Around 6,500 people are currently waiting for a transplant in the UK, but in the past year 1,100 families decided not to allow organ donation.
Families should overcome the “fatal reluctance” to talk about organ donation, the Health Secretary urged as he launched a consultation into plans for an opt-out system.
Jeremy Hunt said people need to have an open conversation and make their wishes clear to relatives in order to save the lives of patients waiting for a transplant.
Prime Minister Theresa May announced in October that the Government will shift towards an organ donation system in England which presumes consent.
Mr Hunt said: “Every day three people die for want of a transplant, which is why our historic plans to transform the way organ donation works are so important.
“We want as many people as possible to have their say as we shape the new opt-out process.
“But as well as changing the law, we also need to change the conversation – it can be a difficult subject to broach, but overcoming this fatal reluctance to talk openly about our wishes is key to saving many more lives in the future.”
So far this year a remarkable, inspirational 986 organ donors have allowed 2545 life saving organ transplants to take place. Please have the donation conversation with loved ones and join @NHSOrganDonor to say #YesIDonate— Anthony Clarkson (@AJClarksonNHS) December 1, 2017
Around 6,500 people are currently waiting for a transplant in the UK, but in the past year 1,100 families decided not to allow organ donation because they were unsure or did not know whether their relatives would have wanted to donate, according to NHS Blood and Transplant.
While 80% of people say they would be willing to donate their organs, only 36% are officially registered and just half of adults on the register have discussed their wishes with a family member, the Department for Health said.
The consultation, launched on Tuesday, will examine issues including how much say a family should have over a person’s decision to donate their organs, how different groups will be affected by the new system and when exemptions to “opt-out” might be needed.

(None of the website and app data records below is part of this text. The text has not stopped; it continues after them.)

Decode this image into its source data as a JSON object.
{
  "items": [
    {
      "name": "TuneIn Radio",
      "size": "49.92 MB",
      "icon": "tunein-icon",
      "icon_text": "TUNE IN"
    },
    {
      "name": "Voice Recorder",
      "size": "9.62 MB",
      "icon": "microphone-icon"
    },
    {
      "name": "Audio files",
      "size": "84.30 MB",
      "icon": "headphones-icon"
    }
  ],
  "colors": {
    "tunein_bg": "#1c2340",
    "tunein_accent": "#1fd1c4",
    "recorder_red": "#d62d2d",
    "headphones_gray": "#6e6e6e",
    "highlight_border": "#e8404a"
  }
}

Millie Banerjee, chairwoman of NHS Blood and Transplant, said: “We support any initiative which leads to more organ donors and more lives being saved.
“We hope the consultation starts a national conversation about organ donation. If you want to donate, please tell your family now.”
Simon Gillespie, chief executive of the British Heart Foundation, said: “Introducing an opt-out system in England will mean more people get the life-saving heart transplant they desperately need.
“In the meantime, it’s still important for all of us to have conversations with our loved ones about organ donation so our wishes can be met if the worst should happen.”
The consultation, which is available online, will close on March 6.